> **Exercise brief**
Find the string "Yolu" in the listing and report every line that has it.

> **Study material**
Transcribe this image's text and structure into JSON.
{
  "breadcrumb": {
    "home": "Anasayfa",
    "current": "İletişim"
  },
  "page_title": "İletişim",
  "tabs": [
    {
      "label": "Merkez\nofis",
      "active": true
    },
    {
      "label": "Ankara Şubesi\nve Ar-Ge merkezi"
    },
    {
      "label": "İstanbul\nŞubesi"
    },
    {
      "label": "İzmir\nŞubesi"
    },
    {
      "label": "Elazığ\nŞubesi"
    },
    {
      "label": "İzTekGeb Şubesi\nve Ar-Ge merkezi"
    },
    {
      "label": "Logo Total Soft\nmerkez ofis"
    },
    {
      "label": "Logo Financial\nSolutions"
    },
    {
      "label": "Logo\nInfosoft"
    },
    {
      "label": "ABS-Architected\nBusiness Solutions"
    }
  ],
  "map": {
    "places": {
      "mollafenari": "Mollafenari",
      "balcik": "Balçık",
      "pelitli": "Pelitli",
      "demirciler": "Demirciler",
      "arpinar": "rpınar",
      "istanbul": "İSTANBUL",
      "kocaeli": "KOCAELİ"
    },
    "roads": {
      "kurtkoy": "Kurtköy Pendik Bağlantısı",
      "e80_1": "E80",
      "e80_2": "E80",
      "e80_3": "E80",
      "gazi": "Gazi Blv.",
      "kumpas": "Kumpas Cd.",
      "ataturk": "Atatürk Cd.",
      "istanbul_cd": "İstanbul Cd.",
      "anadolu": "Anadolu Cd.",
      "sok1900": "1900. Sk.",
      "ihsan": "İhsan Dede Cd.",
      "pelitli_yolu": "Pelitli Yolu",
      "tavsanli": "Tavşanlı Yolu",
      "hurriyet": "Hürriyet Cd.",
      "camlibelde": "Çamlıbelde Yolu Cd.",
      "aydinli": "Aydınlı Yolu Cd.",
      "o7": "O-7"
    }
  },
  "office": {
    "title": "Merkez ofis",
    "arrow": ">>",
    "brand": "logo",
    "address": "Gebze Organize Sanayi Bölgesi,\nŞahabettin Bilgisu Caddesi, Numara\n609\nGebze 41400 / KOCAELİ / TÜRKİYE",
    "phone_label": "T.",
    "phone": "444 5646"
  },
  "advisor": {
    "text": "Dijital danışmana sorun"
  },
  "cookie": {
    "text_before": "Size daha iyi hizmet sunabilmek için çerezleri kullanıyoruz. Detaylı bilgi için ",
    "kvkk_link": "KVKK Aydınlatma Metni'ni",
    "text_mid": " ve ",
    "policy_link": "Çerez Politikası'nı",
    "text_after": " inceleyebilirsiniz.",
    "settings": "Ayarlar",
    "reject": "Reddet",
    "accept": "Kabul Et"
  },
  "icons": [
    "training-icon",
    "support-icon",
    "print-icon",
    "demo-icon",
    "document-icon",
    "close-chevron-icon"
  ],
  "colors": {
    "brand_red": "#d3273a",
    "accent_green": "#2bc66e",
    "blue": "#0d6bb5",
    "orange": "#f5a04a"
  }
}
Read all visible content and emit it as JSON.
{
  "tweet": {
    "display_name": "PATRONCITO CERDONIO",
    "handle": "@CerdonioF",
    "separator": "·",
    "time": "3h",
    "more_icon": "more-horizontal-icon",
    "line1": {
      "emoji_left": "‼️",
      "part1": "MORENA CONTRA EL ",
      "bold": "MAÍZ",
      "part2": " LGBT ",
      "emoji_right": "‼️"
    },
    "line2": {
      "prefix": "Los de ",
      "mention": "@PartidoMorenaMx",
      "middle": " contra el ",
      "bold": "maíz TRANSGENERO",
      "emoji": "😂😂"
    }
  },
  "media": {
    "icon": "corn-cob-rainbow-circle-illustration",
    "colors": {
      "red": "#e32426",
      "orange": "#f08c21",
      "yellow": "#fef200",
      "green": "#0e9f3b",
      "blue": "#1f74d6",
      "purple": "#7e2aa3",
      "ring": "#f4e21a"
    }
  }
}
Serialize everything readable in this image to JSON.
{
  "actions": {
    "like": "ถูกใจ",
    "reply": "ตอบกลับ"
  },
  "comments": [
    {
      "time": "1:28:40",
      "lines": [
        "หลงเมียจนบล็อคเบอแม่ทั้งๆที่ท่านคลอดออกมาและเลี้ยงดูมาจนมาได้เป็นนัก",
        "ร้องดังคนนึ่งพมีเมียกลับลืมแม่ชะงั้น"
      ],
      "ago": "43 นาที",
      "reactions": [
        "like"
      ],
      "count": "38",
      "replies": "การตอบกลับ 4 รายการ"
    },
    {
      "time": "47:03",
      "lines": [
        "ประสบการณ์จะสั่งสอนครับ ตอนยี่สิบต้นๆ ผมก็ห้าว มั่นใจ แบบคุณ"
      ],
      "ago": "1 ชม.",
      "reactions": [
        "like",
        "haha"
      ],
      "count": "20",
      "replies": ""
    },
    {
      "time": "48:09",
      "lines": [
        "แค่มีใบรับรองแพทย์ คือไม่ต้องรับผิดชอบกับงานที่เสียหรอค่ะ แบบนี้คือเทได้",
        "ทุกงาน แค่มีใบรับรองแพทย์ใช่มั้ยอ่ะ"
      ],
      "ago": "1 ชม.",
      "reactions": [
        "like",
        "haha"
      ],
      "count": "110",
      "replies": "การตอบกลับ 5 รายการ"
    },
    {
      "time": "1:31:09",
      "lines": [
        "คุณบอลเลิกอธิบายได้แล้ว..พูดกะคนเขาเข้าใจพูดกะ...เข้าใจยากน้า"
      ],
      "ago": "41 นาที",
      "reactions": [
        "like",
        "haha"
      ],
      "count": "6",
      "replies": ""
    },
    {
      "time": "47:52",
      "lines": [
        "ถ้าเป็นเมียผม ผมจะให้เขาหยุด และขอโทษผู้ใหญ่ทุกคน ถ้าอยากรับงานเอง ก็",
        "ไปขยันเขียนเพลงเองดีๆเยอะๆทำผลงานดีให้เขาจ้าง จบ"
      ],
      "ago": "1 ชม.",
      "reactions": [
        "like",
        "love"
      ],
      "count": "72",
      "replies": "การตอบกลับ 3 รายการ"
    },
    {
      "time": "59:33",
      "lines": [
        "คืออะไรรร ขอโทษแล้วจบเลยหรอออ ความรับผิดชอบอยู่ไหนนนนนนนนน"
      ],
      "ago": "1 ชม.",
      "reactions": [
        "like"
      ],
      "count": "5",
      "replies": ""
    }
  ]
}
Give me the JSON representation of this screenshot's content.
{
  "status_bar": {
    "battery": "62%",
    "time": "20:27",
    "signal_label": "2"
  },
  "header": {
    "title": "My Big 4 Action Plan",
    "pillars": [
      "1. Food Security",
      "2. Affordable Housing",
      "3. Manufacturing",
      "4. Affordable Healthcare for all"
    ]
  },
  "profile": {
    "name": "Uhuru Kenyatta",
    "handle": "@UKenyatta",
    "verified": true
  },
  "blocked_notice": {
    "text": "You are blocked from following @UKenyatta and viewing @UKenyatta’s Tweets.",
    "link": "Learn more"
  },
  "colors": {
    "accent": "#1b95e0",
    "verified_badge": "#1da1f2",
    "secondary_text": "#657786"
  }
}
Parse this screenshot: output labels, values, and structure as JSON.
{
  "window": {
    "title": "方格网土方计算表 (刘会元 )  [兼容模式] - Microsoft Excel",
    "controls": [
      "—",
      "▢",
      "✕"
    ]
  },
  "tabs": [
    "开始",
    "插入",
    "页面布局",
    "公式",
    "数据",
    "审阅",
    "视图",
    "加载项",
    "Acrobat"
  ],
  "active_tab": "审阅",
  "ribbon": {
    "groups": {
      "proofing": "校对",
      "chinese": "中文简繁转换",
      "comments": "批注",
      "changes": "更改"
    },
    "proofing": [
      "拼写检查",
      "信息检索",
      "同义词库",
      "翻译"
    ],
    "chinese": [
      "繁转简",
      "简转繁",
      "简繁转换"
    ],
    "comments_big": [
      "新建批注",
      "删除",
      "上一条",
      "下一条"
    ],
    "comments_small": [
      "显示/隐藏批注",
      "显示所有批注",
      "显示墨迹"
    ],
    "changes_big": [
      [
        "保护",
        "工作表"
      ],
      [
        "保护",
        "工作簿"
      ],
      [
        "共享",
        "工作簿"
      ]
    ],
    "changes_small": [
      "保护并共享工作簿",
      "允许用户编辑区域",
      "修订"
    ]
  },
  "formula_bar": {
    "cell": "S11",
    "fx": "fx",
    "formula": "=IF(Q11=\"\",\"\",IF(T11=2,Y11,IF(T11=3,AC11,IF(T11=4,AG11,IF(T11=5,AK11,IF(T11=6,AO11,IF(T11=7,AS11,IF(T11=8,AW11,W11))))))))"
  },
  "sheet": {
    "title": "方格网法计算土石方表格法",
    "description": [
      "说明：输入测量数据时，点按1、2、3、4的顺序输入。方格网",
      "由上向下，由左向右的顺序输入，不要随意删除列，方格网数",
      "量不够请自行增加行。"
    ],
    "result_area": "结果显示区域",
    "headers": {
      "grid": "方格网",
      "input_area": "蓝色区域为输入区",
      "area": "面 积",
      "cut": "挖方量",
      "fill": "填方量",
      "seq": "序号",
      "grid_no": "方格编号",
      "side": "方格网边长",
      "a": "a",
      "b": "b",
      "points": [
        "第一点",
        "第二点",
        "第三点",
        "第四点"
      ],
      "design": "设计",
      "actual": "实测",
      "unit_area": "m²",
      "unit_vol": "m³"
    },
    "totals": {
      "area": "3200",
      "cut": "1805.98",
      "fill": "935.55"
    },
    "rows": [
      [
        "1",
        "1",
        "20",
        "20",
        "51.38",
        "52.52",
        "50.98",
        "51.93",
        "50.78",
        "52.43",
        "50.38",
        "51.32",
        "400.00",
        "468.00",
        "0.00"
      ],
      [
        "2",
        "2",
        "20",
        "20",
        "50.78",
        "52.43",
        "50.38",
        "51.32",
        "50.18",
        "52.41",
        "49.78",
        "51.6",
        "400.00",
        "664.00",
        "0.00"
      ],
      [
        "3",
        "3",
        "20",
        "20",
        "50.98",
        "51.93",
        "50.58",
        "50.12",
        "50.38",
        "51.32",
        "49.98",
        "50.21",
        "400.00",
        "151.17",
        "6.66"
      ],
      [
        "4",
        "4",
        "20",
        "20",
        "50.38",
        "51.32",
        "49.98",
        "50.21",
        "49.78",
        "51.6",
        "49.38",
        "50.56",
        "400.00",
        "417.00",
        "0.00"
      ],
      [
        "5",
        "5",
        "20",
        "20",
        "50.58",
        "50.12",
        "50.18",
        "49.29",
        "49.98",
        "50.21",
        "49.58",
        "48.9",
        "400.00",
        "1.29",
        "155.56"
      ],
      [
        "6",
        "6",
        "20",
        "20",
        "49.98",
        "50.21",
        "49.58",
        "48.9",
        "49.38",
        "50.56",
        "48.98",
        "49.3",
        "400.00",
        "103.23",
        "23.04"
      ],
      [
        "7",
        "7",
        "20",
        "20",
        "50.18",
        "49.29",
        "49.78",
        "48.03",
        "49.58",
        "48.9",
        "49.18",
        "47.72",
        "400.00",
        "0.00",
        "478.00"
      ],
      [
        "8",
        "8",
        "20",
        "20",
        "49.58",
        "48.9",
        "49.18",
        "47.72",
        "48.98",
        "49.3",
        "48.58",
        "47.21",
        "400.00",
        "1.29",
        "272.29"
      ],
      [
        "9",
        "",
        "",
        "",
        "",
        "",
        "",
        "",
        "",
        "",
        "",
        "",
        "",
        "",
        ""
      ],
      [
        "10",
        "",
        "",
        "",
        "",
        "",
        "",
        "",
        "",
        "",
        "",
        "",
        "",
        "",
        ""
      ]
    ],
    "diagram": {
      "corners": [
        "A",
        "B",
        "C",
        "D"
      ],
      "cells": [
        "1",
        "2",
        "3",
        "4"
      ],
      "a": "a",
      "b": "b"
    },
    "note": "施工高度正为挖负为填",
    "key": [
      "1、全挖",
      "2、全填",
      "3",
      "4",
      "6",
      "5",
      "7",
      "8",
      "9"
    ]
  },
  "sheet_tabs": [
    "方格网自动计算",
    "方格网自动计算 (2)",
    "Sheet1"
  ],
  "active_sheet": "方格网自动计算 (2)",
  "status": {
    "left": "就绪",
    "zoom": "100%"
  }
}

> **Response**
      "pelitli_yolu": "Pelitli Yolu",
      "tavsanli": "Tavşanlı Yolu",
      "camlibelde": "Çamlıbelde Yolu Cd.",
      "aydinli": "Aydınlı Yolu Cd.",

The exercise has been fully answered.